# Action item
Restate the records in their entirety, word for word.

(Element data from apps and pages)
****

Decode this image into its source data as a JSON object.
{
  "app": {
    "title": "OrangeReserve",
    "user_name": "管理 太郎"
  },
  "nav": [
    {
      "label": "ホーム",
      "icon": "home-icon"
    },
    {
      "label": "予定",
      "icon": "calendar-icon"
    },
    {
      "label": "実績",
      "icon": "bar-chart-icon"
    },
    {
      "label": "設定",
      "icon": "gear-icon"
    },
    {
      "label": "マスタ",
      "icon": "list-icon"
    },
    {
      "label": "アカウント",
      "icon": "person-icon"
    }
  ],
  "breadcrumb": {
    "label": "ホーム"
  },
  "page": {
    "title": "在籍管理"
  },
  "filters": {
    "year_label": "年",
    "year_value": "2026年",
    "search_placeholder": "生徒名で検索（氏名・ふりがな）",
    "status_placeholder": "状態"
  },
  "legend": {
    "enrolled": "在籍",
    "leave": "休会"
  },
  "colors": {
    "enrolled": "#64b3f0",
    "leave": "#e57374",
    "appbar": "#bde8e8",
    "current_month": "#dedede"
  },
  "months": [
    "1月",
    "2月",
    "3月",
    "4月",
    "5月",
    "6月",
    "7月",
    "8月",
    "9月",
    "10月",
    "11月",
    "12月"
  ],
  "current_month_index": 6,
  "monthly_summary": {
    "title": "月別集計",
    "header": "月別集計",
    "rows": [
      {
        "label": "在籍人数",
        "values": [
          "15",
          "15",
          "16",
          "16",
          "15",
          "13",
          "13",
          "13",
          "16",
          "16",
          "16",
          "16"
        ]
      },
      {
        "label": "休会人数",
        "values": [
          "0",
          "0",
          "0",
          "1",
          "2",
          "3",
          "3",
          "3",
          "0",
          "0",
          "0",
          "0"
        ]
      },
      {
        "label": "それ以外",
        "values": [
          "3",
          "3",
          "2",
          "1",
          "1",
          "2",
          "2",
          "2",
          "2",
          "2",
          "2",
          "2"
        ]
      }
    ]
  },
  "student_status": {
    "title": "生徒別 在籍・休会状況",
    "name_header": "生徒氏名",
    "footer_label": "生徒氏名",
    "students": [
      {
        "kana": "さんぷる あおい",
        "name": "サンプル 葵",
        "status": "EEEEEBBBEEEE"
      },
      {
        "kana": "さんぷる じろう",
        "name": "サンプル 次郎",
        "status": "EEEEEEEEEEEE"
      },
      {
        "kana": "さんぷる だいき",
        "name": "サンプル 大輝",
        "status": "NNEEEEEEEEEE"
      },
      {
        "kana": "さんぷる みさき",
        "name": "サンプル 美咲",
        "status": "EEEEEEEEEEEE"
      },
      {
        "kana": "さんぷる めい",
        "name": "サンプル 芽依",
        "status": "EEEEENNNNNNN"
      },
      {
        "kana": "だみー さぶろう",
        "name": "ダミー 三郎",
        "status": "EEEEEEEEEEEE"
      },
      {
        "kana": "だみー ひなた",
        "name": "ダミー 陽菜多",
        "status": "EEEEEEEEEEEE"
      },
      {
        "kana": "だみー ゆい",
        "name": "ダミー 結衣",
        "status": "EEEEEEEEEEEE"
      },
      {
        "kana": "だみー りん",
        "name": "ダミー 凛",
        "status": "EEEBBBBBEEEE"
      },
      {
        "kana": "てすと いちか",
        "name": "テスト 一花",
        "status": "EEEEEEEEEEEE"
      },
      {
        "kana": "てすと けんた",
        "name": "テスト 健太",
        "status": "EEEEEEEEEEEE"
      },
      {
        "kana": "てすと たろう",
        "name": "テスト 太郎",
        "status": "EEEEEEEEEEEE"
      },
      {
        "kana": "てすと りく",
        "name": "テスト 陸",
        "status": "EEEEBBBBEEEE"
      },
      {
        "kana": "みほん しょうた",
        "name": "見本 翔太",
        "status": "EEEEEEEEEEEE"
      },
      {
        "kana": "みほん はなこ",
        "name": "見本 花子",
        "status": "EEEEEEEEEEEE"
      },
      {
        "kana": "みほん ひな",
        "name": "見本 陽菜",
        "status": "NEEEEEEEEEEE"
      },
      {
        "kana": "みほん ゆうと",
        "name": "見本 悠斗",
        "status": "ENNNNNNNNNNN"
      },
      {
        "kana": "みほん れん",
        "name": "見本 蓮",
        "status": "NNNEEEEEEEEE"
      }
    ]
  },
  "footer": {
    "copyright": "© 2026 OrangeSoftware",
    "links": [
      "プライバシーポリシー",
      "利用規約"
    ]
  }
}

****

# Your solution
Decode this image into its source data as a JSON object.
{
  "app": {
    "title": "OrangeReserve",
    "user_name": "管理 太郎"
  },
  "nav": [
    {
      "label": "ホーム",
      "icon": "home-icon"
    },
    {
      "label": "予定",
      "icon": "calendar-icon"
    },
    {
      "label": "実績",
      "icon": "bar-chart-icon"
    },
    {
      "label": "設定",
      "icon": "gear-icon"
    },
    {
      "label": "マスタ",
      "icon": "list-icon"
    },
    {
      "label": "アカウント",
      "icon": "person-icon"
    }
  ],
  "breadcrumb": {
    "label": "ホーム"
  },
  "page": {
    "title": "在籍管理"
  },
  "filters": {
    "year_label": "年",
    "year_value": "2026年",
    "search_placeholder": "生徒名で検索（氏名・ふりがな）",
    "status_placeholder": "状態"
  },
  "legend": {
    "enrolled": "在籍",
    "leave": "休会"
  },
  "colors": {
    "enrolled": "#64b3f0",
    "leave": "#e57374",
    "appbar": "#bde8e8",
    "current_month": "#dedede"
  },
  "months": [
    "1月",
    "2月",
    "3月",
    "4月",
    "5月",
    "6月",
    "7月",
    "8月",
    "9月",
    "10月",
    "11月",
    "12月"
  ],
  "current_month_index": 6,
  "monthly_summary": {
    "title": "月別集計",
    "header": "月別集計",
    "rows": [
      {
        "label": "在籍人数",
        "values": [
          "15",
          "15",
          "16",
          "16",
          "15",
          "13",
          "13",
          "13",
          "16",
          "16",
          "16",
          "16"
        ]
      },
      {
        "label": "休会人数",
        "values": [
          "0",
          "0",
          "0",
          "1",
          "2",
          "3",
          "3",
          "3",
          "0",
          "0",
          "0",
          "0"
        ]
      },
      {
        "label": "それ以外",
        "values": [
          "3",
          "3",
          "2",
          "1",
          "1",
          "2",
          "2",
          "2",
          "2",
          "2",
          "2",
          "2"
        ]
      }
    ]
  },
  "student_status": {
    "title": "生徒別 在籍・休会状況",
    "name_header": "生徒氏名",
    "footer_label": "生徒氏名",
    "students": [
      {
        "kana": "さんぷる あおい",
        "name": "サンプル 葵",
        "status": "EEEEEBBBEEEE"
      },
      {
        "kana": "さんぷる じろう",
        "name": "サンプル 次郎",
        "status": "EEEEEEEEEEEE"
      },
      {
        "kana": "さんぷる だいき",
        "name": "サンプル 大輝",
        "status": "NNEEEEEEEEEE"
      },
      {
        "kana": "さんぷる みさき",
        "name": "サンプル 美咲",
        "status": "EEEEEEEEEEEE"
      },
      {
        "kana": "さんぷる めい",
        "name": "サンプル 芽依",
        "status": "EEEEENNNNNNN"
      },
      {
        "kana": "だみー さぶろう",
        "name": "ダミー 三郎",
        "status": "EEEEEEEEEEEE"
      },
      {
        "kana": "だみー ひなた",
        "name": "ダミー 陽菜多",
        "status": "EEEEEEEEEEEE"
      },
      {
        "kana": "だみー ゆい",
        "name": "ダミー 結衣",
        "status": "EEEEEEEEEEEE"
      },
      {
        "kana": "だみー りん",
        "name": "ダミー 凛",
        "status": "EEEBBBBBEEEE"
      },
      {
        "kana": "てすと いちか",
        "name": "テスト 一花",
        "status": "EEEEEEEEEEEE"
      },
      {
        "kana": "てすと けんた",
        "name": "テスト 健太",
        "status": "EEEEEEEEEEEE"
      },
      {
        "kana": "てすと たろう",
        "name": "テスト 太郎",
        "status": "EEEEEEEEEEEE"
      },
      {
        "kana": "てすと りく",
        "name": "テスト 陸",
        "status": "EEEEBBBBEEEE"
      },
      {
        "kana": "みほん しょうた",
        "name": "見本 翔太",
        "status": "EEEEEEEEEEEE"
      },
      {
        "kana": "みほん はなこ",
        "name": "見本 花子",
        "status": "EEEEEEEEEEEE"
      },
      {
        "kana": "みほん ひな",
        "name": "見本 陽菜",
        "status": "NEEEEEEEEEEE"
      },
      {
        "kana": "みほん ゆうと",
        "name": "見本 悠斗",
        "status": "ENNNNNNNNNNN"
      },
      {
        "kana": "みほん れん",
        "name": "見本 蓮",
        "status": "NNNEEEEEEEEE"
      }
    ]
  },
  "footer": {
    "copyright": "© 2026 OrangeSoftware",
    "links": [
      "プライバシーポリシー",
      "利用規約"
    ]
  }
}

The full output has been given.